Input section start

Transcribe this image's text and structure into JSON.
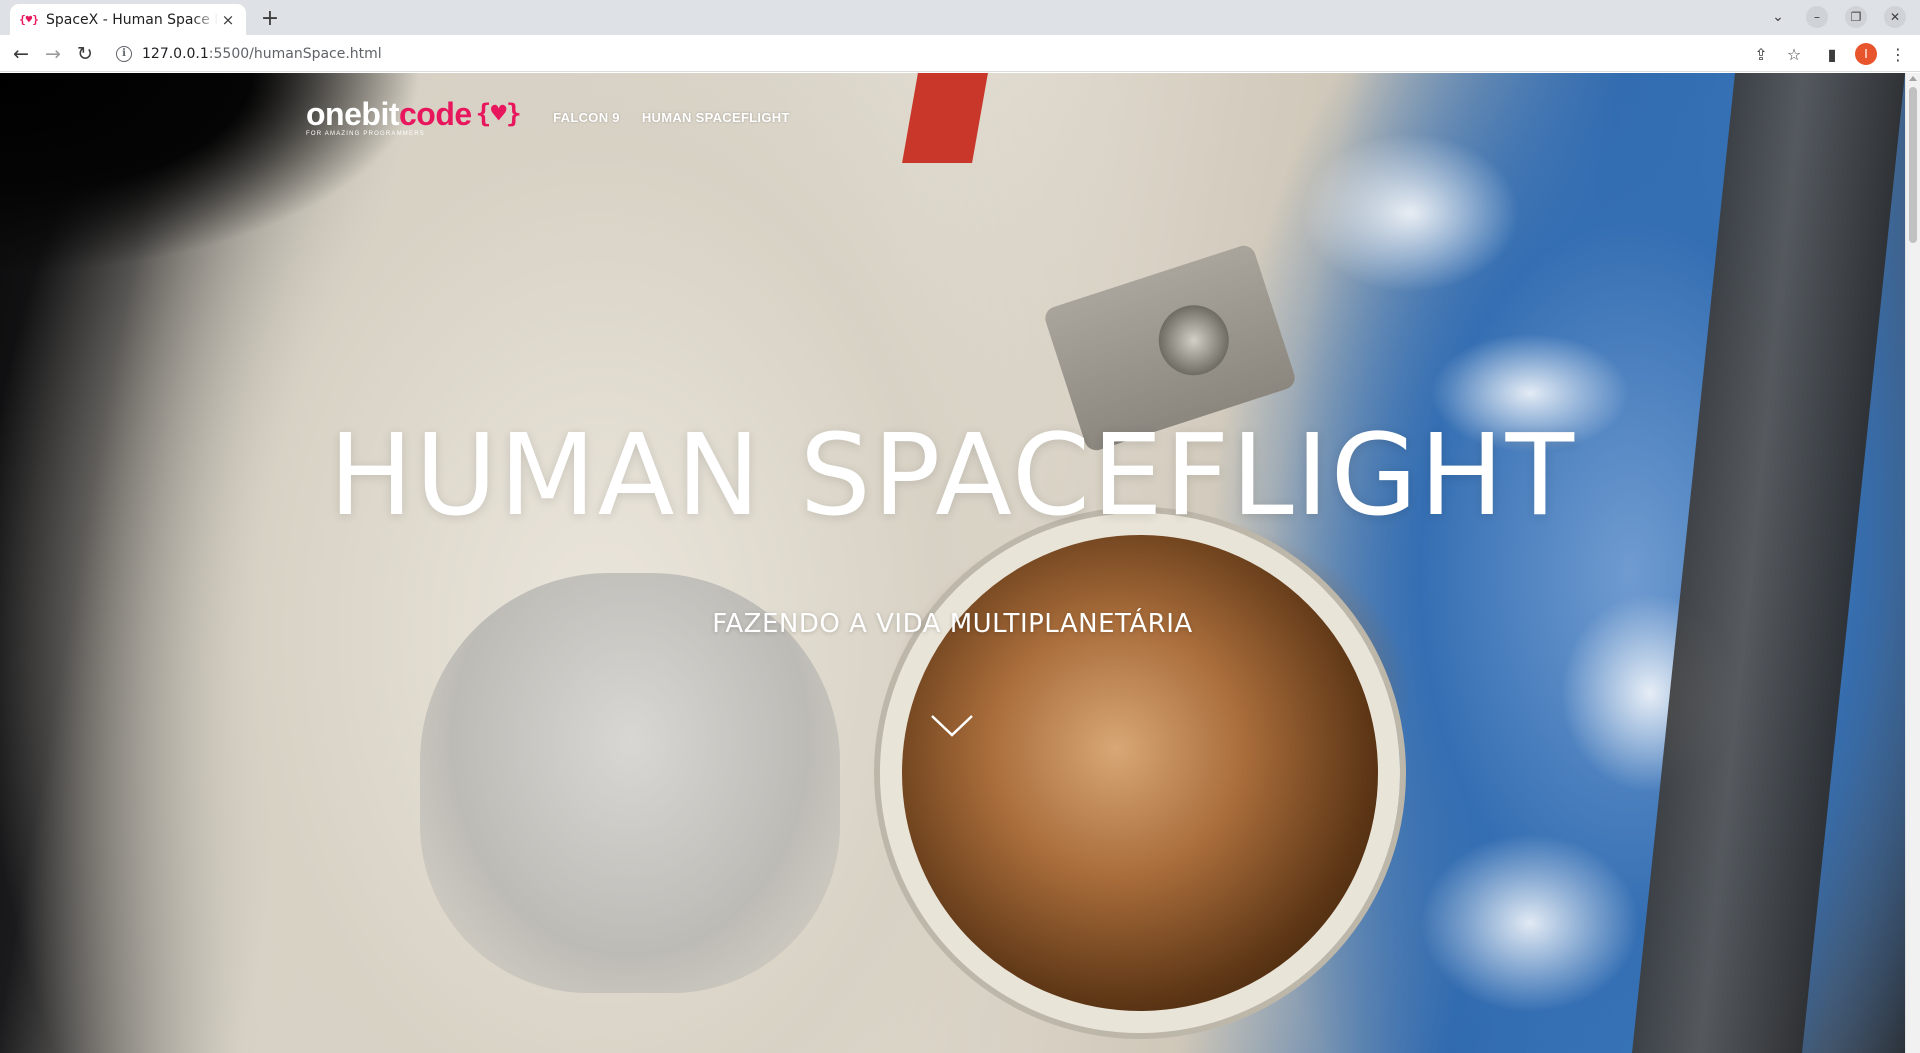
{
  "browser": {
    "tab": {
      "favicon": "{♥}",
      "title": "SpaceX - Human Space Flight",
      "close_icon": "×"
    },
    "new_tab_icon": "+",
    "window_controls": {
      "tab_search_icon": "⌄",
      "minimize_icon": "–",
      "restore_icon": "❐",
      "close_icon": "✕"
    },
    "nav": {
      "back_icon": "←",
      "forward_icon": "→",
      "reload_icon": "↻"
    },
    "address": {
      "host": "127.0.0.1",
      "rest": ":5500/humanSpace.html"
    },
    "toolbar_icons": {
      "share_icon": "⇪",
      "bookmark_icon": "☆",
      "sidepanel_icon": "▮",
      "profile_initial": "I",
      "menu_icon": "⋮"
    }
  },
  "site": {
    "logo": {
      "part1": "onebit",
      "part2": "code",
      "brace": "{♥}",
      "tagline": "FOR AMAZING PROGRAMMERS"
    },
    "nav": [
      {
        "label": "FALCON 9"
      },
      {
        "label": "HUMAN SPACEFLIGHT"
      }
    ]
  },
  "hero": {
    "title": "HUMAN SPACEFLIGHT",
    "subtitle": "FAZENDO A VIDA MULTIPLANETÁRIA",
    "scroll_icon": "chevron-down-icon"
  },
  "colors": {
    "brand_accent": "#e8175d",
    "hero_text": "#ffffff",
    "tabstrip_bg": "#dee1e6"
  }
}
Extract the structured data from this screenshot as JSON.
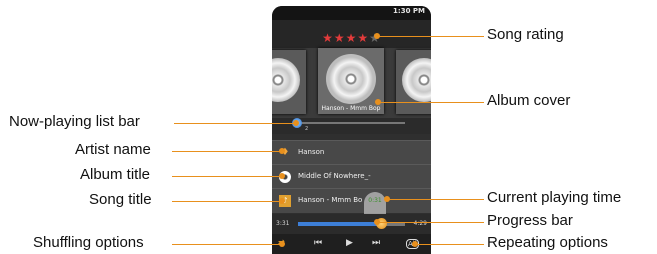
{
  "status_bar": {
    "clock": "1:30 PM"
  },
  "rating": {
    "filled": 4,
    "total": 5
  },
  "cover": {
    "caption": "Hanson - Mmm Bop"
  },
  "list_bar": {
    "index": "2"
  },
  "artist": "Hanson",
  "album": "Middle Of Nowhere_-",
  "song": "Hanson - Mmm Bo",
  "playing_time": "0:31",
  "progress": {
    "elapsed": "3:31",
    "total": "4:29",
    "fraction": 0.78
  },
  "controls": {
    "shuffle": "⇄",
    "prev": "⏮",
    "play": "▶",
    "next": "⏭",
    "repeat": "All"
  },
  "labels": {
    "song_rating": "Song rating",
    "album_cover": "Album cover",
    "now_playing": "Now-playing list bar",
    "artist_name": "Artist name",
    "album_title": "Album title",
    "song_title": "Song title",
    "current_time": "Current playing time",
    "progress_bar": "Progress bar",
    "shuffle": "Shuffling options",
    "repeat": "Repeating options"
  },
  "colors": {
    "accent": "#e8901d",
    "star": "#e23b3b",
    "progress": "#3d7fd8"
  }
}
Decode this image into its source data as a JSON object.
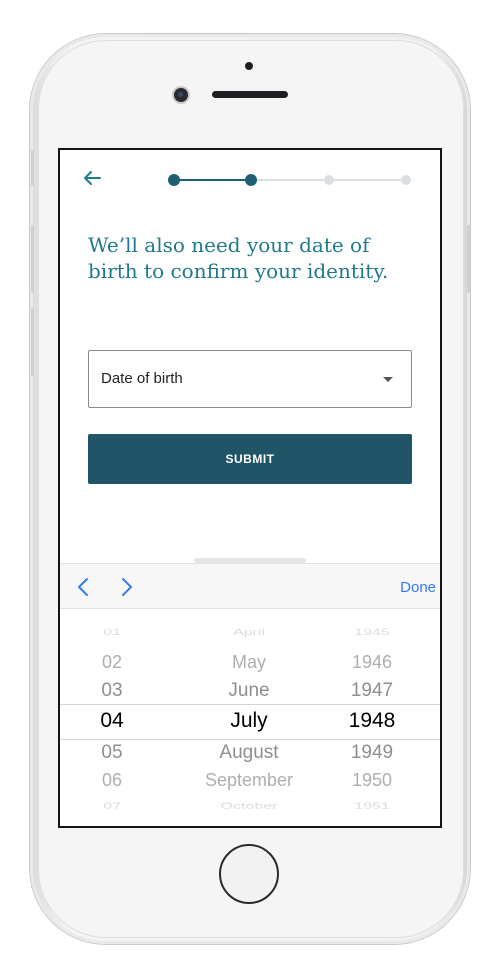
{
  "colors": {
    "accent": "#1f7a8c",
    "button_bg": "#1f5566",
    "ios_blue": "#2f7bf6",
    "progress_active": "#1f5f72",
    "progress_inactive": "#d9dfe2"
  },
  "header": {
    "back_icon": "arrow-left-icon",
    "progress": {
      "total_steps": 4,
      "current_step": 2
    }
  },
  "main": {
    "headline": "We’ll also need your date of birth to confirm your identity.",
    "dob_field": {
      "label": "Date of birth",
      "icon": "caret-down-icon"
    },
    "submit_label": "SUBMIT"
  },
  "picker": {
    "toolbar": {
      "prev_icon": "chevron-left-icon",
      "next_icon": "chevron-right-icon",
      "done_label": "Done"
    },
    "columns": [
      {
        "name": "day",
        "rows": [
          "01",
          "02",
          "03",
          "04",
          "05",
          "06",
          "07"
        ],
        "selected_index": 3
      },
      {
        "name": "month",
        "rows": [
          "April",
          "May",
          "June",
          "July",
          "August",
          "September",
          "October"
        ],
        "selected_index": 3
      },
      {
        "name": "year",
        "rows": [
          "1945",
          "1946",
          "1947",
          "1948",
          "1949",
          "1950",
          "1951"
        ],
        "selected_index": 3
      }
    ]
  }
}
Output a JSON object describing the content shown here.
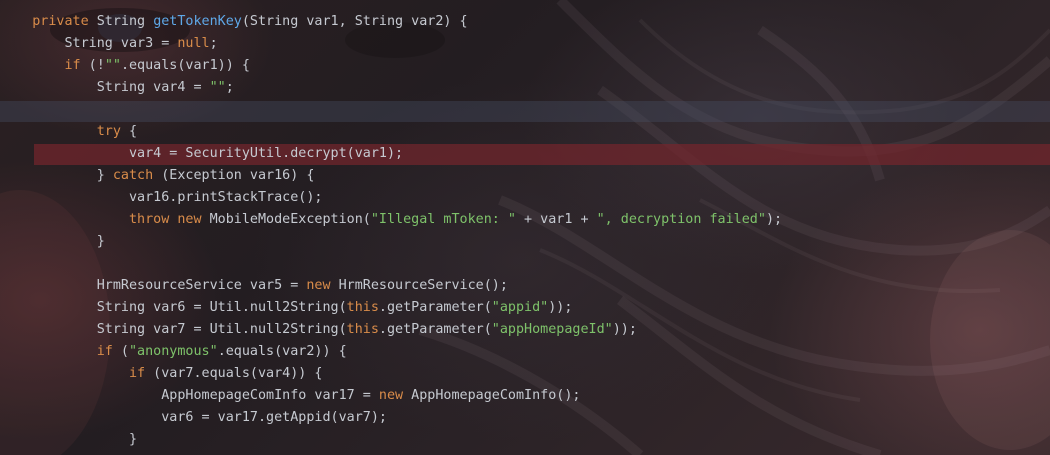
{
  "theme": {
    "keyword_color": "#d98c4a",
    "function_color": "#5fa8e8",
    "string_color": "#7ec26a",
    "text_color": "#c6cad1",
    "breakpoint_line_color": "#73262c",
    "caret_line_color": "#464e64"
  },
  "editor": {
    "lines": [
      [
        {
          "t": "    ",
          "k": "pl"
        },
        {
          "t": "private",
          "k": "kw"
        },
        {
          "t": " String ",
          "k": "pl"
        },
        {
          "t": "getTokenKey",
          "k": "fn"
        },
        {
          "t": "(String var1, String var2) {",
          "k": "pl"
        }
      ],
      [
        {
          "t": "        String var3 = ",
          "k": "pl"
        },
        {
          "t": "null",
          "k": "kw"
        },
        {
          "t": ";",
          "k": "pl"
        }
      ],
      [
        {
          "t": "        ",
          "k": "pl"
        },
        {
          "t": "if",
          "k": "kw"
        },
        {
          "t": " (!",
          "k": "pl"
        },
        {
          "t": "\"\"",
          "k": "str"
        },
        {
          "t": ".equals(var1)) {",
          "k": "pl"
        }
      ],
      [
        {
          "t": "            String var4 = ",
          "k": "pl"
        },
        {
          "t": "\"\"",
          "k": "str"
        },
        {
          "t": ";",
          "k": "pl"
        }
      ],
      [
        {
          "t": "",
          "k": "pl"
        }
      ],
      [
        {
          "t": "            ",
          "k": "pl"
        },
        {
          "t": "try",
          "k": "kw"
        },
        {
          "t": " {",
          "k": "pl"
        }
      ],
      [
        {
          "t": "                var4 = SecurityUtil.decrypt(var1);",
          "k": "pl"
        }
      ],
      [
        {
          "t": "            } ",
          "k": "pl"
        },
        {
          "t": "catch",
          "k": "kw"
        },
        {
          "t": " (Exception var16) {",
          "k": "pl"
        }
      ],
      [
        {
          "t": "                var16.printStackTrace();",
          "k": "pl"
        }
      ],
      [
        {
          "t": "                ",
          "k": "pl"
        },
        {
          "t": "throw new",
          "k": "kw"
        },
        {
          "t": " MobileModeException(",
          "k": "pl"
        },
        {
          "t": "\"Illegal mToken: \"",
          "k": "str"
        },
        {
          "t": " + var1 + ",
          "k": "pl"
        },
        {
          "t": "\", decryption failed\"",
          "k": "str"
        },
        {
          "t": ");",
          "k": "pl"
        }
      ],
      [
        {
          "t": "            }",
          "k": "pl"
        }
      ],
      [
        {
          "t": "",
          "k": "pl"
        }
      ],
      [
        {
          "t": "            HrmResourceService var5 = ",
          "k": "pl"
        },
        {
          "t": "new",
          "k": "kw"
        },
        {
          "t": " HrmResourceService();",
          "k": "pl"
        }
      ],
      [
        {
          "t": "            String var6 = Util.null2String(",
          "k": "pl"
        },
        {
          "t": "this",
          "k": "kw"
        },
        {
          "t": ".getParameter(",
          "k": "pl"
        },
        {
          "t": "\"appid\"",
          "k": "str"
        },
        {
          "t": "));",
          "k": "pl"
        }
      ],
      [
        {
          "t": "            String var7 = Util.null2String(",
          "k": "pl"
        },
        {
          "t": "this",
          "k": "kw"
        },
        {
          "t": ".getParameter(",
          "k": "pl"
        },
        {
          "t": "\"appHomepageId\"",
          "k": "str"
        },
        {
          "t": "));",
          "k": "pl"
        }
      ],
      [
        {
          "t": "            ",
          "k": "pl"
        },
        {
          "t": "if",
          "k": "kw"
        },
        {
          "t": " (",
          "k": "pl"
        },
        {
          "t": "\"anonymous\"",
          "k": "str"
        },
        {
          "t": ".equals(var2)) {",
          "k": "pl"
        }
      ],
      [
        {
          "t": "                ",
          "k": "pl"
        },
        {
          "t": "if",
          "k": "kw"
        },
        {
          "t": " (var7.equals(var4)) {",
          "k": "pl"
        }
      ],
      [
        {
          "t": "                    AppHomepageComInfo var17 = ",
          "k": "pl"
        },
        {
          "t": "new",
          "k": "kw"
        },
        {
          "t": " AppHomepageComInfo();",
          "k": "pl"
        }
      ],
      [
        {
          "t": "                    var6 = var17.getAppid(var7);",
          "k": "pl"
        }
      ],
      [
        {
          "t": "                }",
          "k": "pl"
        }
      ]
    ]
  }
}
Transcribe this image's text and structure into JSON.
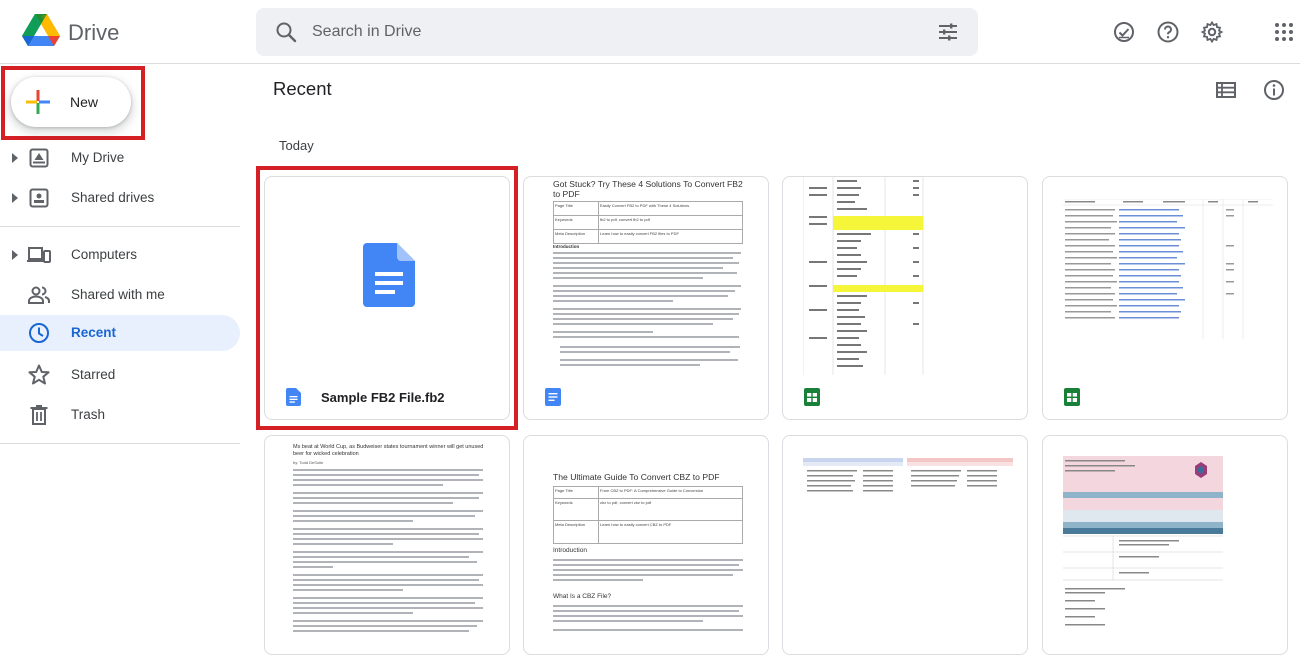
{
  "app": {
    "title": "Drive",
    "logo_icon": "google-drive-logo"
  },
  "search": {
    "placeholder": "Search in Drive",
    "icon": "search-icon",
    "filter_icon": "tune-icon"
  },
  "header_actions": [
    {
      "name": "ready-for-offline-icon"
    },
    {
      "name": "help-icon"
    },
    {
      "name": "settings-icon"
    },
    {
      "name": "apps-grid-icon"
    }
  ],
  "sidebar": {
    "new_label": "New",
    "items": [
      {
        "label": "My Drive",
        "icon": "my-drive-icon",
        "expandable": true
      },
      {
        "label": "Shared drives",
        "icon": "shared-drives-icon",
        "expandable": true
      },
      {
        "label": "Computers",
        "icon": "computers-icon",
        "expandable": true
      },
      {
        "label": "Shared with me",
        "icon": "shared-with-me-icon",
        "expandable": false
      },
      {
        "label": "Recent",
        "icon": "recent-icon",
        "expandable": false,
        "active": true
      },
      {
        "label": "Starred",
        "icon": "star-icon",
        "expandable": false
      },
      {
        "label": "Trash",
        "icon": "trash-icon",
        "expandable": false
      }
    ]
  },
  "main": {
    "title": "Recent",
    "section": "Today",
    "view_icon": "list-view-icon",
    "info_icon": "info-icon",
    "files": [
      {
        "name": "Sample FB2 File.fb2",
        "type": "docs",
        "selected": true
      },
      {
        "name": "",
        "type": "docs",
        "preview_title": "Got Stuck? Try These 4 Solutions To Convert FB2 to PDF",
        "preview_rows": [
          [
            "Page Title",
            "Easily Convert FB2 to PDF with These 4 Solutions"
          ],
          [
            "Keywords",
            "fb2 to pdf, convert fb2 to pdf"
          ],
          [
            "Meta Description",
            "Learn how to easily convert FB2 files to PDF"
          ]
        ],
        "preview_heading": "Introduction"
      },
      {
        "name": "",
        "type": "sheets"
      },
      {
        "name": "",
        "type": "sheets"
      },
      {
        "name": "",
        "type": "docs",
        "preview_title": "Ms beat at World Cup, as Budweiser states tournament winner will get unused beer for wicked celebration",
        "preview_byline": "by: Todd DeSolle"
      },
      {
        "name": "",
        "type": "docs",
        "preview_title": "The Ultimate Guide To Convert CBZ to PDF",
        "preview_rows": [
          [
            "Page Title",
            "From CBZ to PDF: A Comprehensive Guide to Conversion"
          ],
          [
            "Keywords",
            "cbz to pdf, convert cbz to pdf"
          ],
          [
            "Meta Description",
            "Learn how to easily convert CBZ to PDF"
          ]
        ],
        "preview_heading": "Introduction",
        "preview_heading2": "What Is a CBZ File?"
      },
      {
        "name": "",
        "type": "sheets"
      },
      {
        "name": "",
        "type": "sheets"
      }
    ]
  },
  "colors": {
    "accent": "#1967d2",
    "highlight_box": "#d41f25",
    "docs_blue": "#4285f4",
    "sheets_green": "#188038",
    "active_bg": "#e8f0fe"
  }
}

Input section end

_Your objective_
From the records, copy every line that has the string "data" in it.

_Result of this exercise_
Extract the structured data from this screenshot as JSON.
Decode this image into its source data as a JSON object.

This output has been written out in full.